American Ivy: Chapter 5
What is class?
This chapter might be my favorite. Because now we get into the 70s/80s… this moment when Ivy becomes Preppy.
(By the way! Look what New York Magazine is telling you to do! Congratulations on already doing it.)
So. The word “preppy” had been around for a long time (in the elite, closed circles of Prep Schools), but “preppy” starts to enter common parlance in the 70’s. And largely, this is attributed to its use in the book and movie called Love Story:
Love Story came out in 1970. And shortly after that, in 1972, Ralph Lauren comes out with the prep-defining garment. The one that would make the preppy look distinct from ivy. The so-called Polo shirt.
The thing that really cracks me up is that the “Polo” shirt is technically a tennis shirt (it was originally created by tennis player Jean René Lacoste in the 20’s). It’s just that Ralph Lauren named his brand after a different sport. Technically the shirt for polo would have been the oxford cloth button-down. Ha.
So the Preppy look was evolving and changing from Ivy. But the interesting thing about Preppy, as opposed to Ivy, is that it really is about a more complete lifestyle. It’s not just about clothing. It’s not just about college. Preppy-ness is a certain cohesive philosophy. And it was truly spelled out definitively and publicly for the first time in a little book called The Preppy Handbook.
This book is amazing, as a piece of anthropology. Look at this.
Yes, it’s very much about fashion. But it’s also about how a preppy, upper-middle class, elite-educated person would spend their free time. What sports they would play, what food they would eat, what turns of phrase they would use, what books and magazines they would read. The Preppy Handbook basically offered up all the cheat codes for this entire way of life.
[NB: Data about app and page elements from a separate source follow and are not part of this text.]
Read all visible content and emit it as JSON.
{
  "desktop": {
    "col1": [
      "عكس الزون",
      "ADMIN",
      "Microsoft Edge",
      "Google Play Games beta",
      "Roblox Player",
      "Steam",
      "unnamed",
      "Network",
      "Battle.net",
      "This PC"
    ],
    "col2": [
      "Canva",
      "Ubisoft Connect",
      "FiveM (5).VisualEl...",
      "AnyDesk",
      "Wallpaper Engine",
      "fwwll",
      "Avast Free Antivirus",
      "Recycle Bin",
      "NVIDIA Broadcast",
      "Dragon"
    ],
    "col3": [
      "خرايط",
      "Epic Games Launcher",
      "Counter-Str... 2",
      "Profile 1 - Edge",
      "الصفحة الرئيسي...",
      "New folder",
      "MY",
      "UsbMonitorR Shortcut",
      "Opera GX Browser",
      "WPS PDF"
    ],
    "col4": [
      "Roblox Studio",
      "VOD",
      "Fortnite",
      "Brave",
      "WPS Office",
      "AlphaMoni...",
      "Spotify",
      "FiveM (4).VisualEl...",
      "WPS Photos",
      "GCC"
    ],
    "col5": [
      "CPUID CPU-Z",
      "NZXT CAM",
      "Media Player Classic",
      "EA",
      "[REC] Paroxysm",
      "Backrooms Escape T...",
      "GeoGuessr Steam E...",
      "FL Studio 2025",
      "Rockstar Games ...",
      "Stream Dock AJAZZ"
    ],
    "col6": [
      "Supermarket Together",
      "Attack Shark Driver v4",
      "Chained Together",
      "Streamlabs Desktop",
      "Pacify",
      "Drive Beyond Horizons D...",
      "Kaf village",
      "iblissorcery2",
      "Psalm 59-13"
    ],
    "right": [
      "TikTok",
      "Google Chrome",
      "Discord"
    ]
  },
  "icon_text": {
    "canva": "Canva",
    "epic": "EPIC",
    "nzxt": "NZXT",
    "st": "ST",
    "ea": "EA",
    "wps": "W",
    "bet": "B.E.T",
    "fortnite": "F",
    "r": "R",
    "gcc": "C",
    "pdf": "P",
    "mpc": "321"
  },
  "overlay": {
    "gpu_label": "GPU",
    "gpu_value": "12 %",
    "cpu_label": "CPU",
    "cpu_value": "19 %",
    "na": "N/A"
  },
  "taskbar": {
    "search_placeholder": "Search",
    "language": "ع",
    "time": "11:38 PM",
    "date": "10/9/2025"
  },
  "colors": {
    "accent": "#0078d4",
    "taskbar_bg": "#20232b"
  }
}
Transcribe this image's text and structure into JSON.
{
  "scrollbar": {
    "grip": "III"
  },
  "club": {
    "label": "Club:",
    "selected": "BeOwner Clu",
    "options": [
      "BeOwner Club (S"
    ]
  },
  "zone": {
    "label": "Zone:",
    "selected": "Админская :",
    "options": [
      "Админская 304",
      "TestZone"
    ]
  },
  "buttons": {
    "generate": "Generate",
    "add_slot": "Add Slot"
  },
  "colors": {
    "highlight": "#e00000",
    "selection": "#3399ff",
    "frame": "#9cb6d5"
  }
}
There was this whole rash of knockoff handbooks afterwards, and they’re just as funny as they are odious. Like 'I’ve encountered the Yuppie Handbook, the Jewish American Princess Handbook, and the Jewish American Prince Handbook. Lol.
And this was all very much a part of the zeitgeist in the 80’s, when there was a lot of discussion about class and money more broadly.
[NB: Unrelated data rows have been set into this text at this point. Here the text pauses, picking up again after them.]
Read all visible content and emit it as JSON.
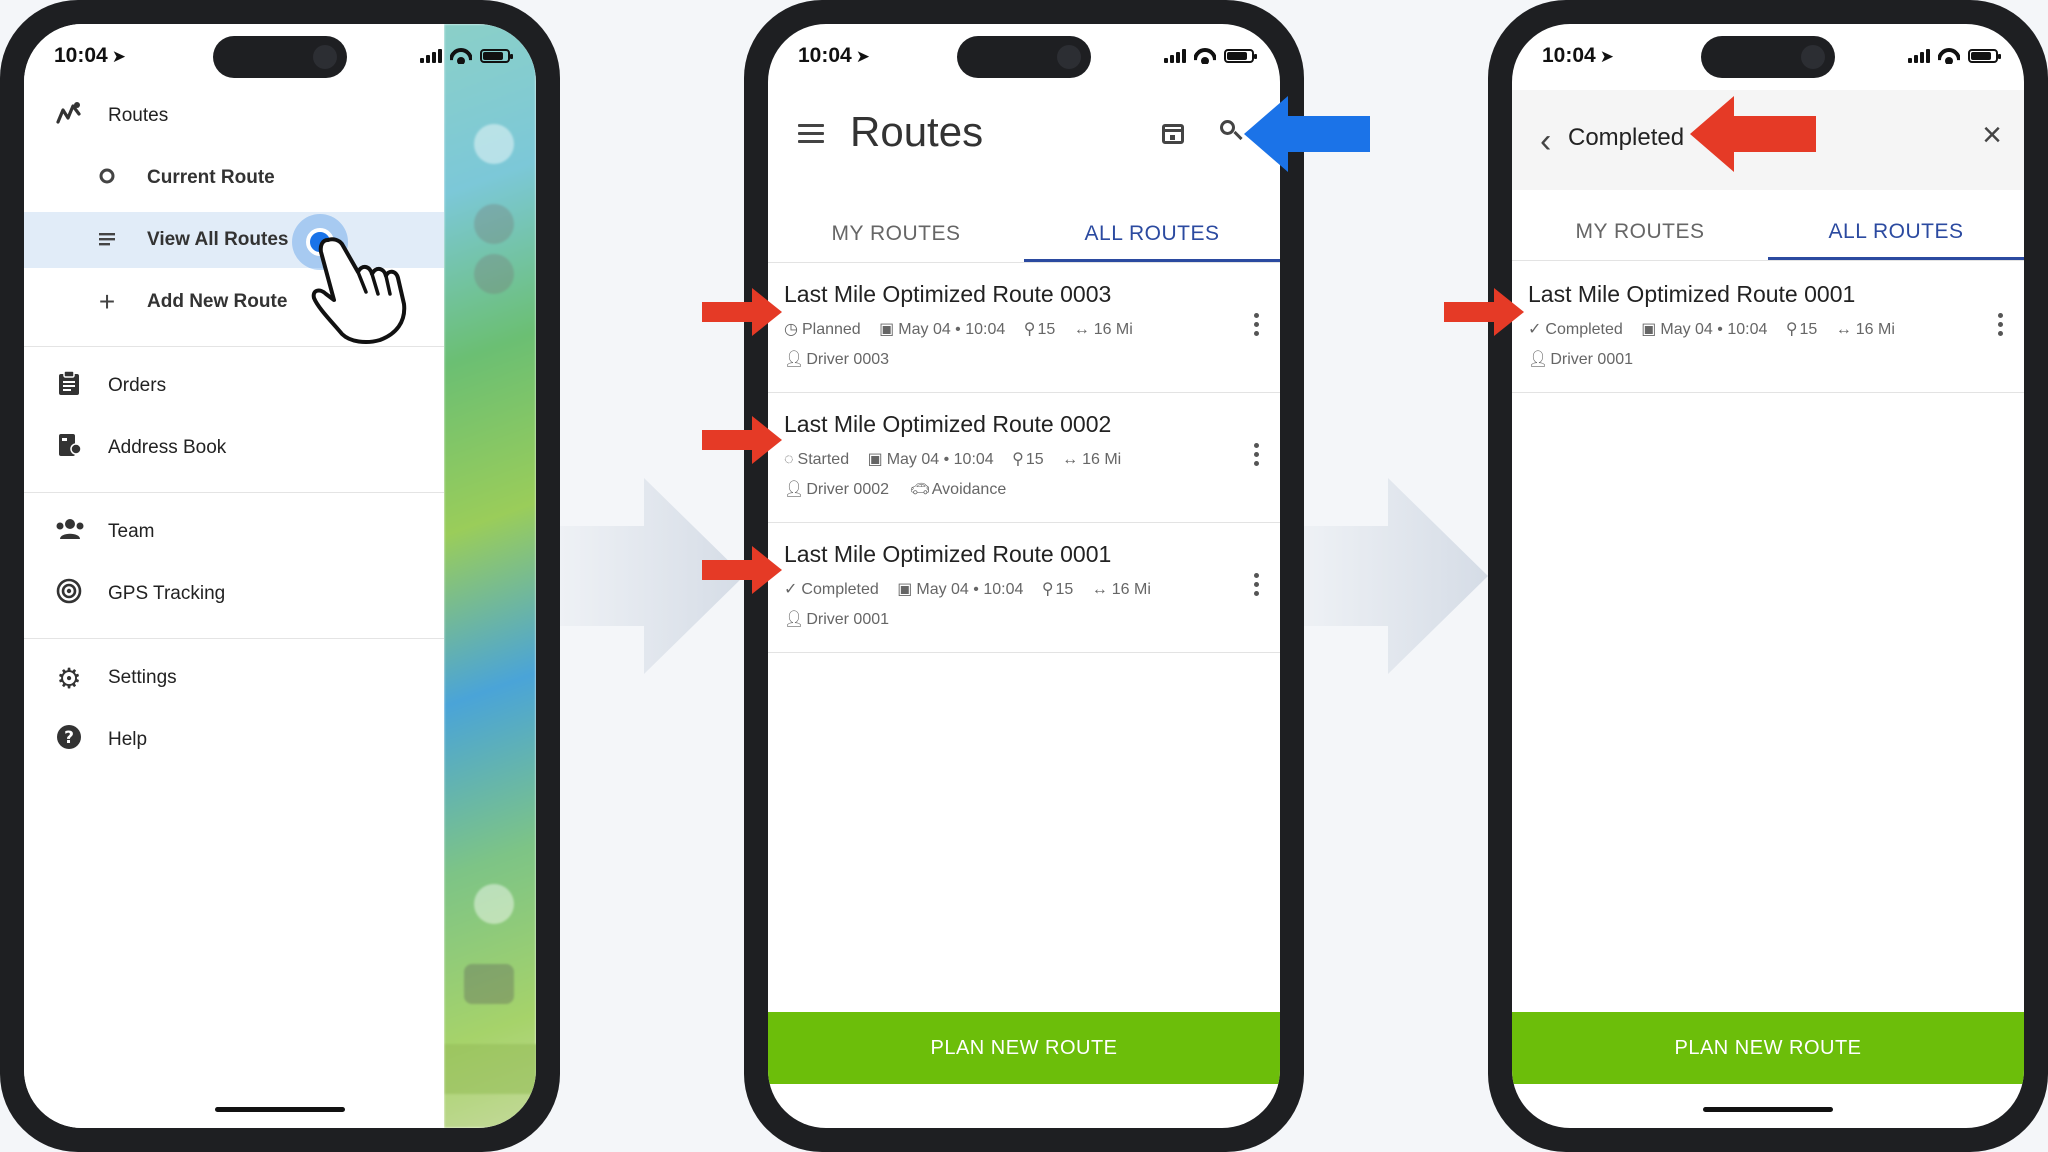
{
  "status": {
    "time": "10:04"
  },
  "menu": {
    "items": [
      {
        "label": "Routes",
        "icon": "routes-icon"
      },
      {
        "label": "Current Route",
        "icon": "circle-icon"
      },
      {
        "label": "View All Routes",
        "icon": "list-icon"
      },
      {
        "label": "Add New Route",
        "icon": "plus-icon"
      },
      {
        "label": "Orders",
        "icon": "clipboard-icon"
      },
      {
        "label": "Address Book",
        "icon": "address-book-icon"
      },
      {
        "label": "Team",
        "icon": "team-icon"
      },
      {
        "label": "GPS Tracking",
        "icon": "gps-icon"
      },
      {
        "label": "Settings",
        "icon": "gear-icon"
      },
      {
        "label": "Help",
        "icon": "help-icon"
      }
    ]
  },
  "routes_screen": {
    "title": "Routes",
    "tabs": [
      "MY ROUTES",
      "ALL ROUTES"
    ],
    "routes": [
      {
        "name": "Last Mile Optimized Route 0003",
        "status": "Planned",
        "date": "May 04 • 10:04",
        "stops": "15",
        "distance": "16 Mi",
        "driver": "Driver 0003",
        "extra": ""
      },
      {
        "name": "Last Mile Optimized Route 0002",
        "status": "Started",
        "date": "May 04 • 10:04",
        "stops": "15",
        "distance": "16 Mi",
        "driver": "Driver 0002",
        "extra": "Avoidance"
      },
      {
        "name": "Last Mile Optimized Route 0001",
        "status": "Completed",
        "date": "May 04 • 10:04",
        "stops": "15",
        "distance": "16 Mi",
        "driver": "Driver 0001",
        "extra": ""
      }
    ],
    "plan_button": "PLAN NEW ROUTE"
  },
  "search_screen": {
    "query": "Completed",
    "tabs": [
      "MY ROUTES",
      "ALL ROUTES"
    ],
    "routes": [
      {
        "name": "Last Mile Optimized Route 0001",
        "status": "Completed",
        "date": "May 04 • 10:04",
        "stops": "15",
        "distance": "16 Mi",
        "driver": "Driver 0001"
      }
    ],
    "plan_button": "PLAN NEW ROUTE"
  },
  "colors": {
    "accent": "#2b4aa0",
    "plan_button": "#6cbe0a",
    "red_arrow": "#e53a26",
    "blue_arrow": "#1b73e8",
    "highlight": "#e1ecf8"
  }
}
In the 70s and into the 80s, financial innovations like the Money Market Mutual Fund made wealth and business success seem like something attainable— maybe even meritocratic. There were ads on TV all the time like this
And while everyone was paying attention to social mobility, there were popular books like Paul Fussell’s Class. And I just have to show you these cartoons from it:
As writer Jason Diamond so nicely put it, this book is like… not exactly correct per se, but Paul Fussell was on to something.
Because in the 80’s, now everyone could be preppy. Not just wear the clothes, but talk the talk, and strive to really live the full moneyed lifestyle. And of course the clothes themselves were massively popular. And not just in the United States.
Since 1965, in part because of Take Ivy(!!!), Ivy had also been steadily growing in Japan all throughout the 70’s. And by the 80’s, “preppy” would be in style in both the US and Japan. And this would be a massive landmark in fashion history.
But… that’s next time. Thanks for listening!
P.S. Listener Braulio Agnese tweeted to tell me there is also a companion book to Take Ivy simply called The Ivy, which is about the '70s/'80s ! BUT! It has yet to be translated from the Japanese!!! Are you a translator? Do you know anyone who is? I want to read this book! How do we get this out there?!